What’s the point of it all? That seems to be the question Canadian artrock trio Motherhood are pondering here. There’s an overarching sense of grubby futility to Winded, and, oddly enough, there’s joy to be taken from that in its parallel exploration of the brutal beauty of nature. 

Musically there are shades of Art Is Hard-era Cursive in the brash skronk and raw vocals of openers Crawley I and Crawley II, and a debt of gratitude to Pixies is paid in the contrast between frontman Brydon Crain’s shriek and bassist Penelope Stevens’s sweetly crooned harmonies. 

From the stormy punk fury of Ripped Sheets to a queasy, slow-motion portrait of a car crash in Handbrake, with its pounding, sludgy guitars overwhelming the piece as the final collision draws inexorably nearer, Motherhood embrace the darkness to find strength. 

And by the time we reach Trees – a woozy waltz of acceptance – there’s a sense that there probably is no meaning to it all, and maybe that’s just fine.

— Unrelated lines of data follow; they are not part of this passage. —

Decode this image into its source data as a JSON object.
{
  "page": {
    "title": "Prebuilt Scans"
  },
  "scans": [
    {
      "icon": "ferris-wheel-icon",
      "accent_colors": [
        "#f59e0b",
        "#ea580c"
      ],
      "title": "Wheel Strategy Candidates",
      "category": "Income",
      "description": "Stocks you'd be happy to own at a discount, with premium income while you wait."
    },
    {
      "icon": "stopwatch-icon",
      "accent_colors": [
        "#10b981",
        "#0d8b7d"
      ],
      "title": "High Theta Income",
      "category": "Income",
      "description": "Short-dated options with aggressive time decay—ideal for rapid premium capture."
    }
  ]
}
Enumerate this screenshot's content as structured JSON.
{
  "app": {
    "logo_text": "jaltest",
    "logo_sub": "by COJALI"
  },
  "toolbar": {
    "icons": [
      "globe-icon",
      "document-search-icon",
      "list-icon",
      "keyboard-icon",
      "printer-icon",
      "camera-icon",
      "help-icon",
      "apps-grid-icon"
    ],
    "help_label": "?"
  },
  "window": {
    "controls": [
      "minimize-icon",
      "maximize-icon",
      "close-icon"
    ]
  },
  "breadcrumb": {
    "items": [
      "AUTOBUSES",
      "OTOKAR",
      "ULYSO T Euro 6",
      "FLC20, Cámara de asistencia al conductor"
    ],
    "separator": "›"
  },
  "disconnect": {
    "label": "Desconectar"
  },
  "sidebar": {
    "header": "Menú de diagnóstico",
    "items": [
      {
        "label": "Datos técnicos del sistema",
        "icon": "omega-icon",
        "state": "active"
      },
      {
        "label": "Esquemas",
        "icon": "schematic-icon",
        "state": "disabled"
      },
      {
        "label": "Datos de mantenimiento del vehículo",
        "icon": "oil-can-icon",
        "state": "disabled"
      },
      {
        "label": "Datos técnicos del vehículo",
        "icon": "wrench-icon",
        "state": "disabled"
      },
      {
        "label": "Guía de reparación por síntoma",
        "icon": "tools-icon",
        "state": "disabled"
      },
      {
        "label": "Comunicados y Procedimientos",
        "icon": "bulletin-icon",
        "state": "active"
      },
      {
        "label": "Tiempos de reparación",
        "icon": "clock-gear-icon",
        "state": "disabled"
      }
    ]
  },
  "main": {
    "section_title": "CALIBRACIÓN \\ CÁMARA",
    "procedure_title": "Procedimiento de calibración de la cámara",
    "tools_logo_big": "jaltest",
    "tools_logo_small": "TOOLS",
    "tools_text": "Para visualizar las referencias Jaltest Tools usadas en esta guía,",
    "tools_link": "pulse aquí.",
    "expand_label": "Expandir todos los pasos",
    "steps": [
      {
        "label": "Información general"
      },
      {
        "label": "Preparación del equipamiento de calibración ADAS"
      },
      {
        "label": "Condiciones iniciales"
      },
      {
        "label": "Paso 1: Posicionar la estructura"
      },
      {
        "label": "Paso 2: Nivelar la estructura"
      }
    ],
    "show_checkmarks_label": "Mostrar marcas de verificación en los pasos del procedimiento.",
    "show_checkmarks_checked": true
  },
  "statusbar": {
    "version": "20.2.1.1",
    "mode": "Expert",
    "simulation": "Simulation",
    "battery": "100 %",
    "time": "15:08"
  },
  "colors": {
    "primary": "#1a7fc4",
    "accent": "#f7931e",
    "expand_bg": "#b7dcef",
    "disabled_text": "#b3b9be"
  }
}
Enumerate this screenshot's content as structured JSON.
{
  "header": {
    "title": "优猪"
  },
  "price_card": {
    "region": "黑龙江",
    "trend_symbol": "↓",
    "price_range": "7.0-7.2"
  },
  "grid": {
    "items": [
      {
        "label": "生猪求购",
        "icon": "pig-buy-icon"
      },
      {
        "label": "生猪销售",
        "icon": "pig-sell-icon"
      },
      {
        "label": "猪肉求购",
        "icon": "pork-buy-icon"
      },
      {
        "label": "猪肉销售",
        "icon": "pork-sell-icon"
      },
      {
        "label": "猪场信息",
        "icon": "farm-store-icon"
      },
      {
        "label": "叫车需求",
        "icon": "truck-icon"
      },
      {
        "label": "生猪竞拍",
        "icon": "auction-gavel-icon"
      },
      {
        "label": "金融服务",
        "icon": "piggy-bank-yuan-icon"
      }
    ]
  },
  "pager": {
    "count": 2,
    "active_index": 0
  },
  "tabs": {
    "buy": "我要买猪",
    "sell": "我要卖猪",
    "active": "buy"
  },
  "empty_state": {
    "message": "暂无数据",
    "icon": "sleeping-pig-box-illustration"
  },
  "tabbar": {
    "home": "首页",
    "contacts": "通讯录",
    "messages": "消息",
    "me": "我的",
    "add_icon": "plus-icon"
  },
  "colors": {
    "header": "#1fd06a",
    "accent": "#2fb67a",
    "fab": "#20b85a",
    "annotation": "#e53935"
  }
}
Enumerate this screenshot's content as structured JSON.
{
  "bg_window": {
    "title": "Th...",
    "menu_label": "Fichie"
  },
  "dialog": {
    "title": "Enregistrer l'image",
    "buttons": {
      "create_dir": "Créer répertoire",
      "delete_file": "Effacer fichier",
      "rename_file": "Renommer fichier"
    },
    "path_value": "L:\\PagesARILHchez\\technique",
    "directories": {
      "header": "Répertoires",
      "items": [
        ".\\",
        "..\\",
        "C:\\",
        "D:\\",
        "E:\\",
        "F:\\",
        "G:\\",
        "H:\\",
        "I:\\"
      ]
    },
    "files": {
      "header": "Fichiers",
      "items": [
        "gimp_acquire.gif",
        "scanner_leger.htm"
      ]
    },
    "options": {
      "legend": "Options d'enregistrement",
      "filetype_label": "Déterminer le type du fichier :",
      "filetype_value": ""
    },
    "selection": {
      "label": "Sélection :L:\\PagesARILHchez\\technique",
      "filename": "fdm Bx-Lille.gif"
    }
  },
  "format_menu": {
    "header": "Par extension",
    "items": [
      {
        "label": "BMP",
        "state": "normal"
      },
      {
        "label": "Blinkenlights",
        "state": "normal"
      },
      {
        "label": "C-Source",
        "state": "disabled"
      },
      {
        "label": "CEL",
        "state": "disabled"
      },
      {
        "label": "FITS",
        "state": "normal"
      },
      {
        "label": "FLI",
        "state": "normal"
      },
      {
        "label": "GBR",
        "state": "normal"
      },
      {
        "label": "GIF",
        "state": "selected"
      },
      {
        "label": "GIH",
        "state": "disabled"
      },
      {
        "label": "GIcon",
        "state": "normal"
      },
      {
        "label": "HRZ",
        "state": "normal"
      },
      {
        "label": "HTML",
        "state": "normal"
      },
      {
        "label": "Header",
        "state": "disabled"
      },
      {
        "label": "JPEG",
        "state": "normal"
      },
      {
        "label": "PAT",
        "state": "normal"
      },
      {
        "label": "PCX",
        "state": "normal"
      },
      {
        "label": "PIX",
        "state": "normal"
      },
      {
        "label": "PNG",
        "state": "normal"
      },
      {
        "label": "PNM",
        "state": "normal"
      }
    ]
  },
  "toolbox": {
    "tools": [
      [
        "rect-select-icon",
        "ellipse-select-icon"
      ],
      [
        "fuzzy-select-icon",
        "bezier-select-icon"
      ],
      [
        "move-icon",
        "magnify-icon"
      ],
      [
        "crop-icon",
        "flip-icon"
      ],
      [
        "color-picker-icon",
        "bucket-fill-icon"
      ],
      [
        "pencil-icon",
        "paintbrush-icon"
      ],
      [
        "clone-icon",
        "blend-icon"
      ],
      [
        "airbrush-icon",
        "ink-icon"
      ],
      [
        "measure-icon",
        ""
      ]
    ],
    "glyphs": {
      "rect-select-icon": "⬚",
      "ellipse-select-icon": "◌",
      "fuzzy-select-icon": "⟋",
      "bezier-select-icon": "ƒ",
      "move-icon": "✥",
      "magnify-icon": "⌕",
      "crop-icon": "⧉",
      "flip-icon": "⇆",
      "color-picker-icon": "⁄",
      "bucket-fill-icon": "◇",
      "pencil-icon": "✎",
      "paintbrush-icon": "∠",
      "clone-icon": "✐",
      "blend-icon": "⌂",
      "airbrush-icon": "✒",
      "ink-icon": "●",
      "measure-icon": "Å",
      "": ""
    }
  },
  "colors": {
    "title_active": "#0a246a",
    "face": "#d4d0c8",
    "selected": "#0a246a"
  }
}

Emma has been writing about music for 25 years, and is a regular contributor to Classic Rock, Metal Hammer, Prog and Louder. During that time her words have also appeared in publications including Kerrang!, Melody Maker, Select, The Blues Magazine and many more. She is also a professional pedant and grammar nerd and has worked as a copy editor on everything from film titles through to high-end property magazines. In her spare time, when not at gigs, you’ll find her at her local stables hanging out with a bunch of extremely characterful horses.